[[ Given information open ]]

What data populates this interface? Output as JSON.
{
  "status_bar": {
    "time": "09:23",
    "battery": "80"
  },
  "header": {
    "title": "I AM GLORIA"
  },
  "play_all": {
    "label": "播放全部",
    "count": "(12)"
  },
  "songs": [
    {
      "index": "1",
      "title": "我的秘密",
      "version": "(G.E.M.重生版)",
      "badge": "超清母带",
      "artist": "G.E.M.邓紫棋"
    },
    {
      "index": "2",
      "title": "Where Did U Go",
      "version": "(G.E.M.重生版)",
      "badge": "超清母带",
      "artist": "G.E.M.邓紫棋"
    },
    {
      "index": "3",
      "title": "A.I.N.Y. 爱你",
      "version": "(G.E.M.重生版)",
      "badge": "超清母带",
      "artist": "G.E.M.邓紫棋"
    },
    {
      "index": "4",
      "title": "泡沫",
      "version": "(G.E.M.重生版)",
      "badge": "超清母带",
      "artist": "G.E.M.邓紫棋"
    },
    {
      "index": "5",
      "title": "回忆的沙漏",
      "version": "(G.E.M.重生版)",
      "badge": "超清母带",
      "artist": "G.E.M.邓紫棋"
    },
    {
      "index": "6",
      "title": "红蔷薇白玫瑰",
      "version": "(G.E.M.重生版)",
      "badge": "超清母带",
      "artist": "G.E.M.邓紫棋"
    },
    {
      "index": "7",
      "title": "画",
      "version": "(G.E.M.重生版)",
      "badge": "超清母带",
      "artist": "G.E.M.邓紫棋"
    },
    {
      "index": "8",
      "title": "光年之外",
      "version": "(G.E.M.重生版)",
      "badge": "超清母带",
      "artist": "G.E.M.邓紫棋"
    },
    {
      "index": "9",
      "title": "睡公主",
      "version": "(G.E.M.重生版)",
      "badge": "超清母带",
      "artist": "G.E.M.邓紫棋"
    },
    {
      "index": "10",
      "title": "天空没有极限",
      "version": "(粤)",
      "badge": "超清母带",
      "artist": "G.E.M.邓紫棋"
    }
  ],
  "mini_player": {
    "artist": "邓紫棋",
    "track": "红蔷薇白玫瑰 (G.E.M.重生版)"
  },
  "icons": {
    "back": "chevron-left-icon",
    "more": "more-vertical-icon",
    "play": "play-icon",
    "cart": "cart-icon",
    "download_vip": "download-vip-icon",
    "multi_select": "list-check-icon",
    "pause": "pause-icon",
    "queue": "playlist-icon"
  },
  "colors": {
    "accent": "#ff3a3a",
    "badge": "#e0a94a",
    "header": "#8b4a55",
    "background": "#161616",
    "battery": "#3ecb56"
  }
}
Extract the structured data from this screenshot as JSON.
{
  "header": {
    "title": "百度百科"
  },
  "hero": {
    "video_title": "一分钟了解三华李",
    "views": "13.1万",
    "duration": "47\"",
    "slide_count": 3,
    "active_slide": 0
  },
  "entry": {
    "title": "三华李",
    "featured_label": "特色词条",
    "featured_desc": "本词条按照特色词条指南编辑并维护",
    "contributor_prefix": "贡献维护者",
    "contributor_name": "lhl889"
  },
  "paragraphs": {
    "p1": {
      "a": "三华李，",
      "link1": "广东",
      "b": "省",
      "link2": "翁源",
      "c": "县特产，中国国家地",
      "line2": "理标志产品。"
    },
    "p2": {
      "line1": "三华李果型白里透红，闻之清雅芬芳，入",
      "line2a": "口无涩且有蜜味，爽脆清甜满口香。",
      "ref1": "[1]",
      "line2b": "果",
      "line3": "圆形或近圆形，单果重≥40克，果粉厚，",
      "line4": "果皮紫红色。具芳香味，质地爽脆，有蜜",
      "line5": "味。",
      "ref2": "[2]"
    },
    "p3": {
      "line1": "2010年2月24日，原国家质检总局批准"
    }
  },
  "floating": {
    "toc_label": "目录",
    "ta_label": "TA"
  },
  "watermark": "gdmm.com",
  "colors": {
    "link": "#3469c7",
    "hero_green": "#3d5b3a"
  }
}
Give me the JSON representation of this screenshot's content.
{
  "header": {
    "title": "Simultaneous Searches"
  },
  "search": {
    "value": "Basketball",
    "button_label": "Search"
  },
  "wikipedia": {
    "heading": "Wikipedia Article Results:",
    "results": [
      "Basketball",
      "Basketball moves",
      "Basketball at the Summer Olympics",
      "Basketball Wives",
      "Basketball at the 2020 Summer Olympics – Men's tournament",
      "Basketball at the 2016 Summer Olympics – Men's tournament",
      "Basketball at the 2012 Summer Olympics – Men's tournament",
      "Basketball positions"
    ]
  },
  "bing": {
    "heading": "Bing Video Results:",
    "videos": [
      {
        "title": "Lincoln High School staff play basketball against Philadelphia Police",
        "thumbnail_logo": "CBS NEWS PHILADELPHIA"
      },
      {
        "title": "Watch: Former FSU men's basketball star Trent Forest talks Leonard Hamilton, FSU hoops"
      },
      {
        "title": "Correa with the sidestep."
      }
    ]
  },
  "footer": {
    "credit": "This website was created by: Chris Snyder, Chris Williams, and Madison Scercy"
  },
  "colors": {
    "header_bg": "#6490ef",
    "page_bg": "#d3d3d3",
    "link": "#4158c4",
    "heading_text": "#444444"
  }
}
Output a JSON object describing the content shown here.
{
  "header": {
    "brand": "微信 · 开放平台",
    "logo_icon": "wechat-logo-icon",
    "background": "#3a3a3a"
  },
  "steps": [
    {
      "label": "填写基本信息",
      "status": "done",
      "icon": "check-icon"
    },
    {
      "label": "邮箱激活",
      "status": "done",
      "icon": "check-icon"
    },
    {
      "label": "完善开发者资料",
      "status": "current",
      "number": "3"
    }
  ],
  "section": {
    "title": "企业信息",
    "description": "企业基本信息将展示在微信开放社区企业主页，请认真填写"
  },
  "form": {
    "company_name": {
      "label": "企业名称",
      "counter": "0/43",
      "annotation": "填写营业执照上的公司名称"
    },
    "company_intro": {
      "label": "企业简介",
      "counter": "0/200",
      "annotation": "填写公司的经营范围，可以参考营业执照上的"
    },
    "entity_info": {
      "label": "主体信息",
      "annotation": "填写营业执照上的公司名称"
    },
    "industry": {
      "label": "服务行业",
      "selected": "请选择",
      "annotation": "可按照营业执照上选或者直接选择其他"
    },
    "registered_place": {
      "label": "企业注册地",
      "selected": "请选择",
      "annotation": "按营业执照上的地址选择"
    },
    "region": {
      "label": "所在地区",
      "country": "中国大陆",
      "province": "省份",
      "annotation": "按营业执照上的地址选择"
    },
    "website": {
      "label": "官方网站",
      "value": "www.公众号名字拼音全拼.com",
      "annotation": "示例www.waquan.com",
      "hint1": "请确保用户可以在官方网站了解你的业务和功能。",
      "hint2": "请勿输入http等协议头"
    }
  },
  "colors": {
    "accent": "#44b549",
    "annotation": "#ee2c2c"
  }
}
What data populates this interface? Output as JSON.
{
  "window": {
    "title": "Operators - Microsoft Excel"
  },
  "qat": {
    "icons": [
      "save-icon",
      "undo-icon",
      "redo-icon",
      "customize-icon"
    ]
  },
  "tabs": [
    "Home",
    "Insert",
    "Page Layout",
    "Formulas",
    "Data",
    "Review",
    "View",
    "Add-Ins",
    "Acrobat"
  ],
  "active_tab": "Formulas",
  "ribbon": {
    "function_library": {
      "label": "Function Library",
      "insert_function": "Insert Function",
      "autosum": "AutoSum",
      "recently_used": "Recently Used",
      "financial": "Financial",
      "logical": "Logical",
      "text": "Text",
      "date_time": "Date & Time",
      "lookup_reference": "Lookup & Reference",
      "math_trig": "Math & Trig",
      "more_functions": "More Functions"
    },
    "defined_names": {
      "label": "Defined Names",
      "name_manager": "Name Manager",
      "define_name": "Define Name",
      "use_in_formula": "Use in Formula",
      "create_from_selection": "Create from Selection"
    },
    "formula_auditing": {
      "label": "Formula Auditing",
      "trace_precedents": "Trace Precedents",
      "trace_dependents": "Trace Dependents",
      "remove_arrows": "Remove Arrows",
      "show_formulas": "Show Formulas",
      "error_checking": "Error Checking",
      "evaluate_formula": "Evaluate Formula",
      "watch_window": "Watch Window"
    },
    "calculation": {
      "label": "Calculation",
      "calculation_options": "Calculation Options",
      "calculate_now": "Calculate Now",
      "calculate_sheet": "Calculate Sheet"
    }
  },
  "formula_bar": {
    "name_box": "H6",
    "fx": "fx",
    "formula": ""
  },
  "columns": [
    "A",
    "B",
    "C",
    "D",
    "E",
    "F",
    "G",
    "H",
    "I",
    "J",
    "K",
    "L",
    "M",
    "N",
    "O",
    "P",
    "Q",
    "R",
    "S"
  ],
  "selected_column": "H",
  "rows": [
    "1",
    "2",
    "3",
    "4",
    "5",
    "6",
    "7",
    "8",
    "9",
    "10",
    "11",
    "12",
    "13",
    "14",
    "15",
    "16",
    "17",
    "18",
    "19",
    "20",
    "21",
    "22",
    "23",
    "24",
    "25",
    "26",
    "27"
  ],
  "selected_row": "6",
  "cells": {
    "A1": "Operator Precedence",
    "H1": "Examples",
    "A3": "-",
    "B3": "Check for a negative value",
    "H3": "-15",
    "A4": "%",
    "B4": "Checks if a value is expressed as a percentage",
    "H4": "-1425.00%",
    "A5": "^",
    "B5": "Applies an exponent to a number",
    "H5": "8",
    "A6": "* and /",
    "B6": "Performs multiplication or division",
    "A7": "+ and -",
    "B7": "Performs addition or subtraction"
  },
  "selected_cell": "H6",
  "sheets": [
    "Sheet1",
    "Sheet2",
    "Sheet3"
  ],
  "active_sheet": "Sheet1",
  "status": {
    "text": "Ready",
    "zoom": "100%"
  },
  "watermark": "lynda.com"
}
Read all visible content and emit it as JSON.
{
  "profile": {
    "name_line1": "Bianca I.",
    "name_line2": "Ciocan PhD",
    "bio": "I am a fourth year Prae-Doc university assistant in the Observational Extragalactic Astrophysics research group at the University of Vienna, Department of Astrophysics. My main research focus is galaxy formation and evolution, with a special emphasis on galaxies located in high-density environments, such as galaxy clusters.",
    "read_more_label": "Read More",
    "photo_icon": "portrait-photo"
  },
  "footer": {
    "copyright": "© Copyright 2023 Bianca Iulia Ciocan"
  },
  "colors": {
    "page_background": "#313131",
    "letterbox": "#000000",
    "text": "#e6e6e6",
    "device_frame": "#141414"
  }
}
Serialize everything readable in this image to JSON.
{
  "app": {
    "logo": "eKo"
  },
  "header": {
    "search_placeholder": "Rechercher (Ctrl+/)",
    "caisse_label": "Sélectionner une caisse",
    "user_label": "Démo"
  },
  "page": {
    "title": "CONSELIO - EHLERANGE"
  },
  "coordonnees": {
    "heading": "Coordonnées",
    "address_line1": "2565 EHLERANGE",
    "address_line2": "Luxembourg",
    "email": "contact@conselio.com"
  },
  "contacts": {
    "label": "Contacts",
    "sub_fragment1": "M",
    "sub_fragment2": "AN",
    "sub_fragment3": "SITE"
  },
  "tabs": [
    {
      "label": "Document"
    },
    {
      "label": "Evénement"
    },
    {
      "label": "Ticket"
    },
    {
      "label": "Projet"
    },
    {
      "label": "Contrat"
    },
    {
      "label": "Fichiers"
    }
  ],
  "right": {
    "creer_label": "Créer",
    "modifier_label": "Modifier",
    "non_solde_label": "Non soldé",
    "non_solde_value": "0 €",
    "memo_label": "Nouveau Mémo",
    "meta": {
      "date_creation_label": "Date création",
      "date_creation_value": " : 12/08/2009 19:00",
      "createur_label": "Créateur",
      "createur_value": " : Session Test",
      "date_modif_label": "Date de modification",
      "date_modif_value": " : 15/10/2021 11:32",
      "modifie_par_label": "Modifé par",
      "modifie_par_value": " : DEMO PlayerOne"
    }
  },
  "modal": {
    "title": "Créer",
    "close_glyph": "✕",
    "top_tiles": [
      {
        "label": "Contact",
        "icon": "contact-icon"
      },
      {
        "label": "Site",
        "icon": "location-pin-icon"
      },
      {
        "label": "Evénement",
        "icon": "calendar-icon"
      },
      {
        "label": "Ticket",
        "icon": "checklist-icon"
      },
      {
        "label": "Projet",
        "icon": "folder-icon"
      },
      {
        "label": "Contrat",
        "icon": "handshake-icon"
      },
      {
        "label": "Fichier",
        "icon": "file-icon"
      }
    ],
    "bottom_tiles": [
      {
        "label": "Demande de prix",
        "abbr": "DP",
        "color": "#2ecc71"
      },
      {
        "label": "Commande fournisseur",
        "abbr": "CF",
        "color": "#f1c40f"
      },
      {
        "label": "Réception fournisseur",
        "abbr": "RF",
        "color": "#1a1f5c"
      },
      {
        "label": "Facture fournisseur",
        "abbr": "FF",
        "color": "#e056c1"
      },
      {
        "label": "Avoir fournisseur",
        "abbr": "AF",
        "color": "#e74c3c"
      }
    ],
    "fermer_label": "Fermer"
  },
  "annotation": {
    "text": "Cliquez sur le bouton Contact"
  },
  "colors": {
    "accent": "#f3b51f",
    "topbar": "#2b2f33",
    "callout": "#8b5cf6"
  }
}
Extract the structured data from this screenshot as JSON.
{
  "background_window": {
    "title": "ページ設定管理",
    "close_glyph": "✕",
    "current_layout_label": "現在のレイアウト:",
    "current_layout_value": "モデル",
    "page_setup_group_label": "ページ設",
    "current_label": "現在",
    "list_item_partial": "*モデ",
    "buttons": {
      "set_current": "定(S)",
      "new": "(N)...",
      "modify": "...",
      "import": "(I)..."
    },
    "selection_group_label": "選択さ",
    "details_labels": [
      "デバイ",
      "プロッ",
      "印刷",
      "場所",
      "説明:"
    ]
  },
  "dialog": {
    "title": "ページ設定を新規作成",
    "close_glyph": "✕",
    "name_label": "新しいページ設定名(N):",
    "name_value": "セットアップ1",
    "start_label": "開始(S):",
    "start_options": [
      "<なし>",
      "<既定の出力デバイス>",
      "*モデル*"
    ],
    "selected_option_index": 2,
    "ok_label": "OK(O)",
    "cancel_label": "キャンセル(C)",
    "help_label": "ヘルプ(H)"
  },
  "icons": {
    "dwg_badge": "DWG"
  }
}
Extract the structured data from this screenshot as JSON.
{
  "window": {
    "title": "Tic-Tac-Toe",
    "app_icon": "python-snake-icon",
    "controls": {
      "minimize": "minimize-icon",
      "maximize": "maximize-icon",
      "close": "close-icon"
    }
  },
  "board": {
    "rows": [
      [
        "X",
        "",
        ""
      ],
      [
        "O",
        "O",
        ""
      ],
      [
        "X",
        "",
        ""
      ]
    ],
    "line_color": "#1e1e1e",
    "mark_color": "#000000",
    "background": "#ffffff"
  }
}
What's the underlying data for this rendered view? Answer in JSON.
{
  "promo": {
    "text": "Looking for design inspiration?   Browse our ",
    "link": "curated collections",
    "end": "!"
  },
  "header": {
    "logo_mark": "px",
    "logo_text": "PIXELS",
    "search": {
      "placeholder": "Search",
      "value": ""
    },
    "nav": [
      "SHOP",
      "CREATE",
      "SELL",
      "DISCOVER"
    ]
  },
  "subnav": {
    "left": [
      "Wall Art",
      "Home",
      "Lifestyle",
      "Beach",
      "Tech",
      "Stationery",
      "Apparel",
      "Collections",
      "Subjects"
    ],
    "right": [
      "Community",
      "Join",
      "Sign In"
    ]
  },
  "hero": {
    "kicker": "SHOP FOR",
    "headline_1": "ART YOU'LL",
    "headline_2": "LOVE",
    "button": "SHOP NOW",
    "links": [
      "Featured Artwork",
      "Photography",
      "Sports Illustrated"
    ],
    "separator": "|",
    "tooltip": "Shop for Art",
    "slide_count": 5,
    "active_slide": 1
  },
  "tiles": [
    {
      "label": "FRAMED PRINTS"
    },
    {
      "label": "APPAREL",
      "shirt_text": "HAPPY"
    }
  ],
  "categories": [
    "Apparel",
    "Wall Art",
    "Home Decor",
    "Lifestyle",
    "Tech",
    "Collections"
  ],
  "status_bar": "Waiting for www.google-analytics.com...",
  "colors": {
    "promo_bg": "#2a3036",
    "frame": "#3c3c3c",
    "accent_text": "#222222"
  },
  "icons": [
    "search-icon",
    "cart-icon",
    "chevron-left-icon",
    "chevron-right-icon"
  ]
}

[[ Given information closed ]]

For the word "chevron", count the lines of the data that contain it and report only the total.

3